After 20 years, it’s time Patten gave it a rest
A dignified silence is advised for the last governor of Hong Kong whose criticism of the decision to jail Occupy activists was seen as an attack on the judiciary and rule of law
Chris Patten never seems to grow tired of Hong Kong. Every year or two, our last British governor is back in town, whether to promote a book or give a keynote speech.
He is like the prom queen who keeps going back to every high school reunion because that time in her past was far more exciting than anything she has done since.
I have no doubt that Patten genuinely loves Hong Kong and wants the best for it. But it’s not clear that by inserting himself into contemporary debate and conflict he is being helpful or making things worse. There is a fine line between showing support and stealing the spotlight.
Most top officials retire and move on. That’s not just decorum, but the ethical thing to do. Times have changed. Your time to do good is past. That’s why former heads of state and other leaders usually try to maintain a dignified silence about their successors. They have the good grace to get out of the way.
Hong Kong’s greatest post-war governor, no sorry, it’s not Patten, was the late Murray MacLehose.
He stayed out of Hong Kong affairs after retirement even though he arguably had far greater interest because we are still living with many of the institutions, especially in social welfare, education, anti-corruption and housing, which he founded. Patten’s, sadly, is a legacy of ashes.
His greatest contribution, if you can call it that, was the democratic reform that extended the franchise in Legislative Council elections. As predicted by his own Foreign Office, it angered China, which simply scuppered it by setting up the so-called Provisional Legislative Council. The ironic thing is that Legco today has far more directly elected seats – and more Hong Kong people have the vote – than anything envisioned under the ill-advised reform of Patten.
In a speech this week, he advised university heads to talk to their student activists. He said people should pursue democracy but not independence. Such pearls of wisdom!
But when they are not anodyne, they are positively harmful, such as when he said the jailing of three Occupy activists was politically motivated. As Ken Macdonald QC, a former director of public prosecutions for England and Wales wrote in this paper, such unprincipled criticism amounted to an attack on the independence of the judiciary and the rule of law.

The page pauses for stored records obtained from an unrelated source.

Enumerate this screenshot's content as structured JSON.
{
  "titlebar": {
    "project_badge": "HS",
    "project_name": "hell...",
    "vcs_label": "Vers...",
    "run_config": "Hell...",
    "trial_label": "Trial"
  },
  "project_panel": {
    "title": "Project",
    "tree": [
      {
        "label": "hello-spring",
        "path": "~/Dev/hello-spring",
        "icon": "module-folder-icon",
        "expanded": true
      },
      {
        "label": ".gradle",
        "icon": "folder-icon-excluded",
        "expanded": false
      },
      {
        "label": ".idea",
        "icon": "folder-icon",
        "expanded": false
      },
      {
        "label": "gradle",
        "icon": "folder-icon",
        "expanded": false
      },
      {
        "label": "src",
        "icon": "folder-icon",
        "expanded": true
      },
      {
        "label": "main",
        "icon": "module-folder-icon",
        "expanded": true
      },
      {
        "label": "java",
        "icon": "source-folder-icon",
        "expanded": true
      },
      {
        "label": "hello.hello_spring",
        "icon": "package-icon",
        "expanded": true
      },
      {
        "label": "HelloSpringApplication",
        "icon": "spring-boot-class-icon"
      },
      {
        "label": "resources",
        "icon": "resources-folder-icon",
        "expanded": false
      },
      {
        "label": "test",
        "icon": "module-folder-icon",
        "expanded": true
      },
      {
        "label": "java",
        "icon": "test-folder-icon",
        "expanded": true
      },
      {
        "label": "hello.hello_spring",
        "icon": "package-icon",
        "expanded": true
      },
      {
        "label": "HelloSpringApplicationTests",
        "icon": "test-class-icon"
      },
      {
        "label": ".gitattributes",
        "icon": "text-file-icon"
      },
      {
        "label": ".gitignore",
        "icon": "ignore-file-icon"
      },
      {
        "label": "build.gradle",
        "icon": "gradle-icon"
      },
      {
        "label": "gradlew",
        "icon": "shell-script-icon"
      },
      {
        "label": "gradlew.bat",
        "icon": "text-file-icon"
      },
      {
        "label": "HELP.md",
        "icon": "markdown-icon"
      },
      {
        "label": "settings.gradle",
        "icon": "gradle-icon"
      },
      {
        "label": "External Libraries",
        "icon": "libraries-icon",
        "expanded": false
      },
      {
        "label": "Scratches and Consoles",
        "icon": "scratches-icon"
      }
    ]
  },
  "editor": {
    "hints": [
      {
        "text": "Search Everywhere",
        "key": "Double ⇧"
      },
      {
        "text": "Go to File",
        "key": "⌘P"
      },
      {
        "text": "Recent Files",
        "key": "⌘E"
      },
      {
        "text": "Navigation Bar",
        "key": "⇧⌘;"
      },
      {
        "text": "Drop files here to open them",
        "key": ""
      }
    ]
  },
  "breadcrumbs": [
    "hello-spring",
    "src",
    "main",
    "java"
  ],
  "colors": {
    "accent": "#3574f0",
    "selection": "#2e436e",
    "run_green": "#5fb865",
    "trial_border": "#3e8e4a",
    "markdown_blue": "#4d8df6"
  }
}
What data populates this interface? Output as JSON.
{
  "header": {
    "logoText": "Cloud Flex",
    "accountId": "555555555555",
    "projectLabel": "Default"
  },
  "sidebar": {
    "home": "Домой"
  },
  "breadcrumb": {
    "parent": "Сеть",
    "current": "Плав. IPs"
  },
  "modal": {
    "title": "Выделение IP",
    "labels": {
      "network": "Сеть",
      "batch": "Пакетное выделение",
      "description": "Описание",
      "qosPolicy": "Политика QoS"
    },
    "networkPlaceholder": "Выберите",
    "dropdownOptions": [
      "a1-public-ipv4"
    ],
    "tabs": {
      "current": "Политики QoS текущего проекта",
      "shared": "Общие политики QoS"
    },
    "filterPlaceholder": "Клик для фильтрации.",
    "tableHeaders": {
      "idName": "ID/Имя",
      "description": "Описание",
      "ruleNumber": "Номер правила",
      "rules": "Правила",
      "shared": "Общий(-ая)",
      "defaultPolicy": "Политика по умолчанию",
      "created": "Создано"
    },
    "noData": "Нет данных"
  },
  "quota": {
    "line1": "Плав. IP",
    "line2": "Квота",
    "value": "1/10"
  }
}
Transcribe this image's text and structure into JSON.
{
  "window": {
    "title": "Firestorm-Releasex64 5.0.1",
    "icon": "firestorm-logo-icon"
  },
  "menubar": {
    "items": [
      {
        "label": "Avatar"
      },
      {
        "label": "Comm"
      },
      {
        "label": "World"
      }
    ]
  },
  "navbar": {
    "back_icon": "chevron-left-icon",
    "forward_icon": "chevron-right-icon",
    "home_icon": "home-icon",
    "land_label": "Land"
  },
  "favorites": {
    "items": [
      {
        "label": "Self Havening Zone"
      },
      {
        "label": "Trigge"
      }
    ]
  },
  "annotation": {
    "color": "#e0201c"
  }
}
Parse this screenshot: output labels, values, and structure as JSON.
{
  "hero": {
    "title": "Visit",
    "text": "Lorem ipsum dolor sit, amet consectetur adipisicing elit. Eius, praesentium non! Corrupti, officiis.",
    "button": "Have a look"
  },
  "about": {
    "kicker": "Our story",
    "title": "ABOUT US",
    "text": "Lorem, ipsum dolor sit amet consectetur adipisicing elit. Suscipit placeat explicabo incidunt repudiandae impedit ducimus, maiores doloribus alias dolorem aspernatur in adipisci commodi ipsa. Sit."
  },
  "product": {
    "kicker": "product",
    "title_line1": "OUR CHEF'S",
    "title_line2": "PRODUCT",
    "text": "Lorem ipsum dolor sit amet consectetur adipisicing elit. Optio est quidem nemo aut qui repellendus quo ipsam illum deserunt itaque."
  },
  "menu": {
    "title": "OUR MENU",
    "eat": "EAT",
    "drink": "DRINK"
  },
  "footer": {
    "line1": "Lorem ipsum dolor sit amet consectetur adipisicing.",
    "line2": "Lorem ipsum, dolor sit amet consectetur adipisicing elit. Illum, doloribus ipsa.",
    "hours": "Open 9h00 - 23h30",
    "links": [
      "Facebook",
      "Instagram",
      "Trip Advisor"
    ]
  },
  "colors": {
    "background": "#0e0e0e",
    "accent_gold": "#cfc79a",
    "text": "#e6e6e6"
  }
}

It has been 20 years, Mr Patten. It’s time for you to move on and let us find our own way.